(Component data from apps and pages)
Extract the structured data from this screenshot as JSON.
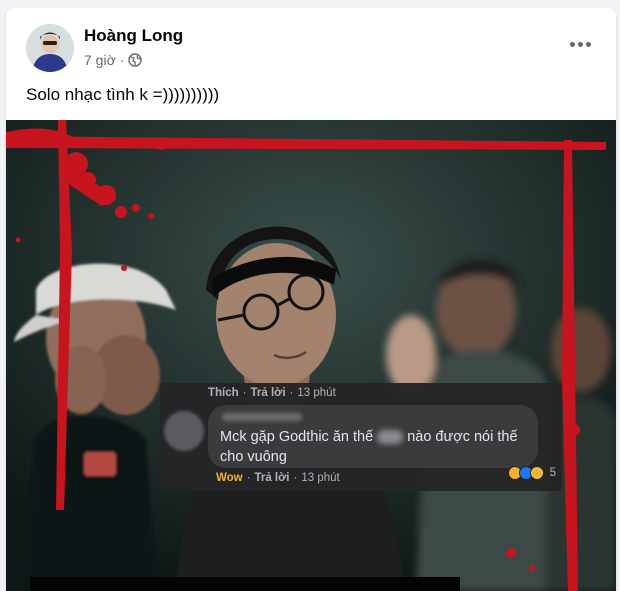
{
  "post": {
    "author": "Hoàng Long",
    "time": "7 giờ",
    "separator": "·",
    "privacy_icon": "globe-icon",
    "more_icon": "more-options-icon",
    "text": "Solo nhạc tình k =))))))))))"
  },
  "comment": {
    "top_actions": {
      "reaction": "Thích",
      "dot1": "·",
      "reply": "Trả lời",
      "dot2": "·",
      "time": "13 phút"
    },
    "text_before": "Mck gặp Godthic ăn thế ",
    "text_after": " nào được nói thế cho vuông",
    "bottom_actions": {
      "reaction": "Wow",
      "dot1": "·",
      "reply": "Trả lời",
      "dot2": "·",
      "time": "13 phút"
    },
    "reaction_count": "5",
    "reaction_icons": [
      "haha-icon",
      "like-icon",
      "wow-icon"
    ]
  },
  "colors": {
    "blood_red": "#c8141e",
    "wow_label": "#f7b125",
    "comment_bg": "#242526",
    "bubble_bg": "#3a3b3c"
  }
}
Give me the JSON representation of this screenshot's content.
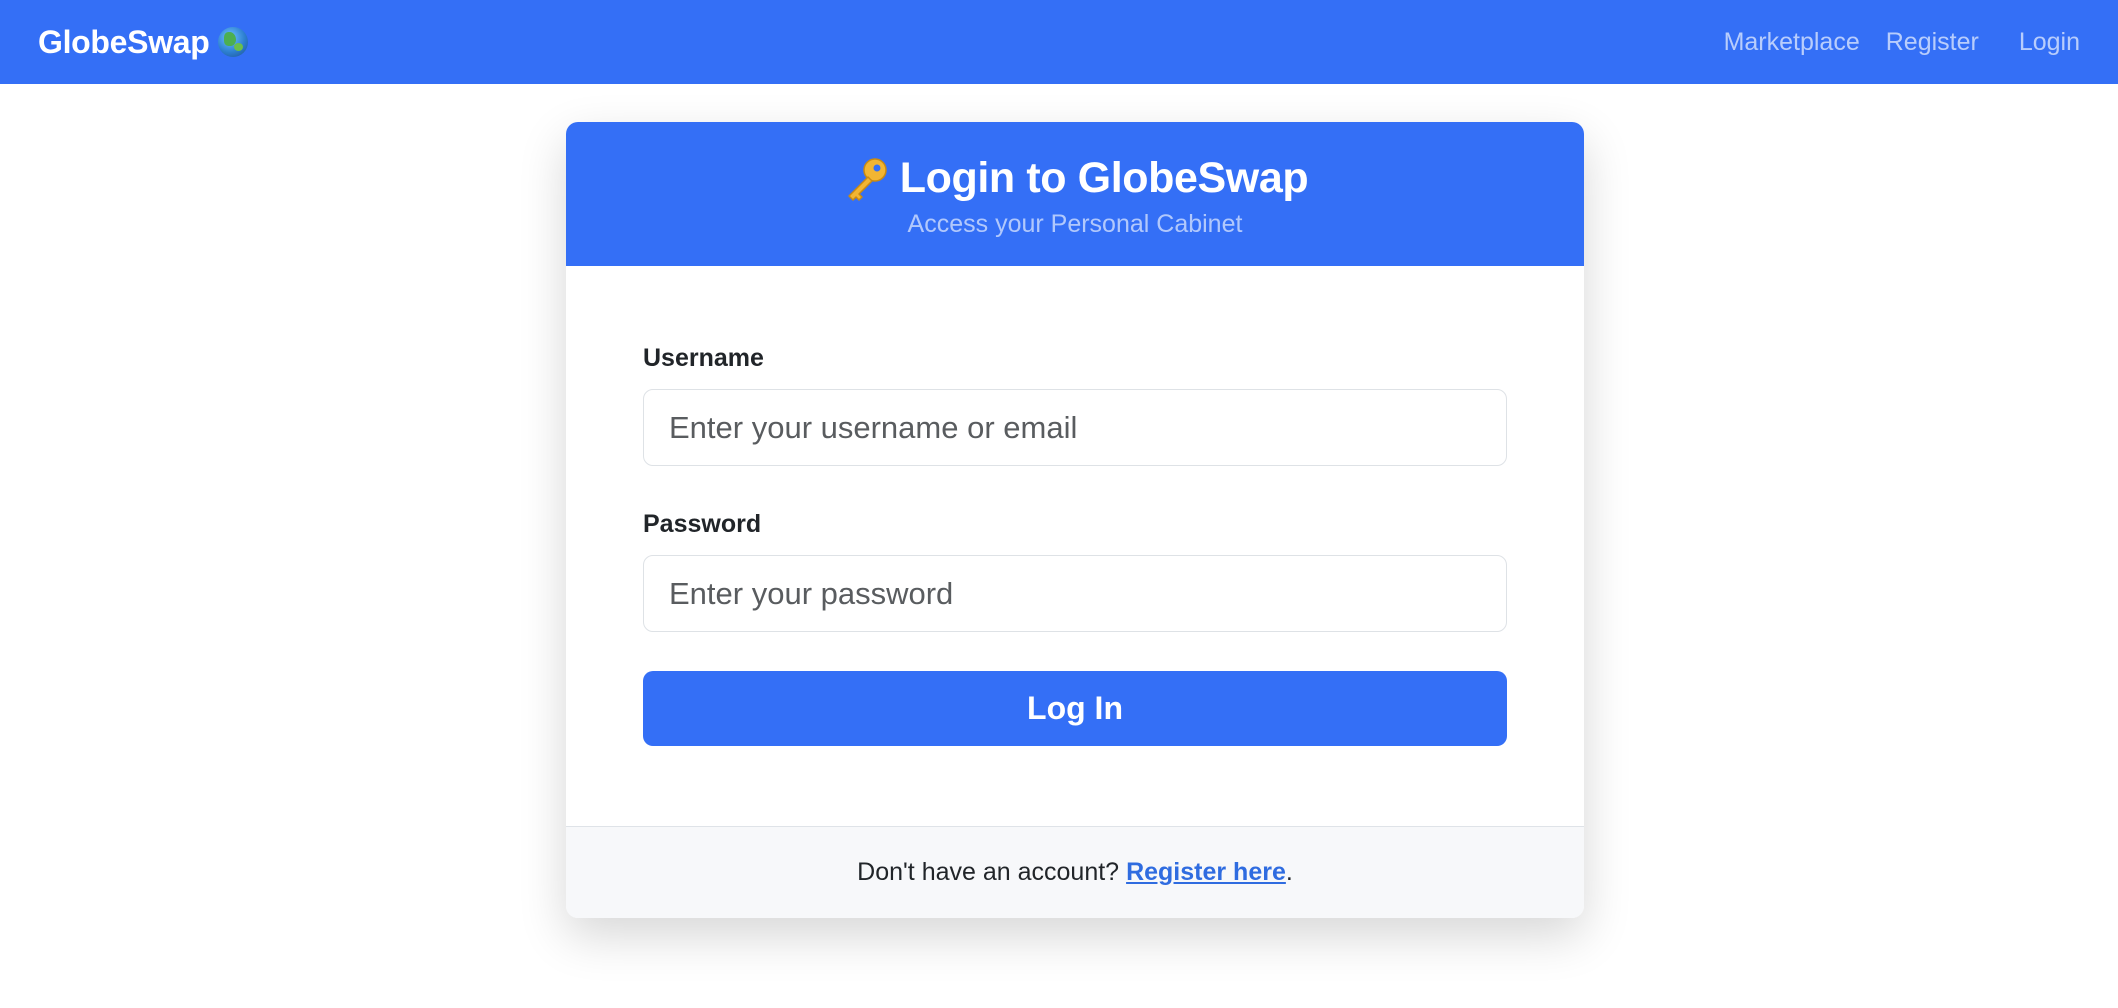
{
  "navbar": {
    "brand": "GlobeSwap",
    "links": [
      {
        "label": "Marketplace"
      },
      {
        "label": "Register"
      },
      {
        "label": "Login"
      }
    ]
  },
  "login_card": {
    "title": "Login to GlobeSwap",
    "subtitle": "Access your Personal Cabinet",
    "username": {
      "label": "Username",
      "value": "",
      "placeholder": "Enter your username or email"
    },
    "password": {
      "label": "Password",
      "value": "",
      "placeholder": "Enter your password"
    },
    "submit_label": "Log In",
    "footer": {
      "prefix": "Don't have an account?",
      "link": "Register here",
      "suffix": "."
    }
  },
  "colors": {
    "primary": "#346ff6",
    "link": "#2f6ce0",
    "footer_bg": "#f7f8fa"
  },
  "icons": {
    "brand": "globe-icon",
    "title": "key-icon"
  }
}
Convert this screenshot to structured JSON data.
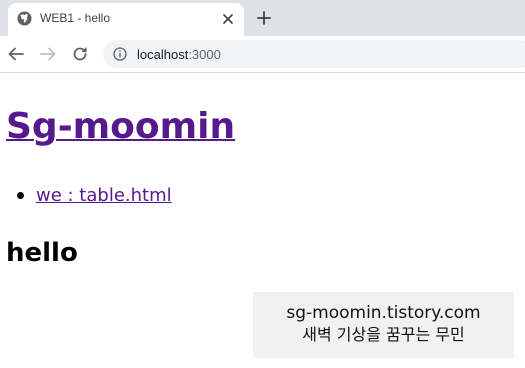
{
  "browser": {
    "tab": {
      "title": "WEB1 - hello",
      "favicon_icon": "globe-icon",
      "close_icon": "close-icon"
    },
    "new_tab_icon": "plus-icon",
    "toolbar": {
      "back_icon": "arrow-left-icon",
      "forward_icon": "arrow-right-icon",
      "reload_icon": "reload-icon",
      "info_icon": "info-icon",
      "url_host": "localhost",
      "url_port": ":3000"
    }
  },
  "page": {
    "site_title": "Sg-moomin",
    "topics": [
      {
        "label": "we : table.html"
      }
    ],
    "heading": "hello"
  },
  "watermark": {
    "line1": "sg-moomin.tistory.com",
    "line2": "새벽 기상을 꿈꾸는 무민"
  },
  "colors": {
    "visited_link": "#551a8b",
    "tabstrip_bg": "#dee1e6",
    "omnibox_bg": "#f1f3f4"
  }
}
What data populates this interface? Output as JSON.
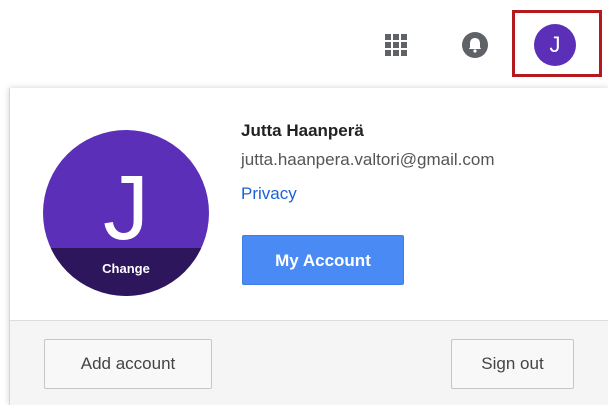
{
  "header": {
    "apps_icon": "apps-grid-icon",
    "notifications_icon": "bell-icon",
    "avatar_letter": "J",
    "highlight_color": "#b3191d",
    "avatar_color": "#5b2fb8"
  },
  "account_card": {
    "avatar_letter": "J",
    "change_label": "Change",
    "name": "Jutta Haanperä",
    "email": "jutta.haanpera.valtori@gmail.com",
    "privacy_label": "Privacy",
    "my_account_label": "My Account",
    "add_account_label": "Add account",
    "sign_out_label": "Sign out",
    "accent_color": "#4a8af4",
    "link_color": "#1a63d6"
  }
}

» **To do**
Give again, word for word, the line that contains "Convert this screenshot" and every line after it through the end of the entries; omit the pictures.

» **Exercise solution**
Convert this screenshot to structured JSON data.
{
  "browser": {
    "tab": {
      "title": "WEB1 - hello",
      "favicon_icon": "globe-icon",
      "close_icon": "close-icon"
    },
    "new_tab_icon": "plus-icon",
    "toolbar": {
      "back_icon": "arrow-left-icon",
      "forward_icon": "arrow-right-icon",
      "reload_icon": "reload-icon",
      "info_icon": "info-icon",
      "url_host": "localhost",
      "url_port": ":3000"
    }
  },
  "page": {
    "site_title": "Sg-moomin",
    "topics": [
      {
        "label": "we : table.html"
      }
    ],
    "heading": "hello"
  },
  "watermark": {
    "line1": "sg-moomin.tistory.com",
    "line2": "새벽 기상을 꿈꾸는 무민"
  },
  "colors": {
    "visited_link": "#551a8b",
    "tabstrip_bg": "#dee1e6",
    "omnibox_bg": "#f1f3f4"
  }
}
What data populates this interface? Output as JSON.
{
  "header": {
    "apps_icon": "apps-grid-icon",
    "notifications_icon": "bell-icon",
    "avatar_letter": "J",
    "highlight_color": "#b3191d",
    "avatar_color": "#5b2fb8"
  },
  "account_card": {
    "avatar_letter": "J",
    "change_label": "Change",
    "name": "Jutta Haanperä",
    "email": "jutta.haanpera.valtori@gmail.com",
    "privacy_label": "Privacy",
    "my_account_label": "My Account",
    "add_account_label": "Add account",
    "sign_out_label": "Sign out",
    "accent_color": "#4a8af4",
    "link_color": "#1a63d6"
  }
}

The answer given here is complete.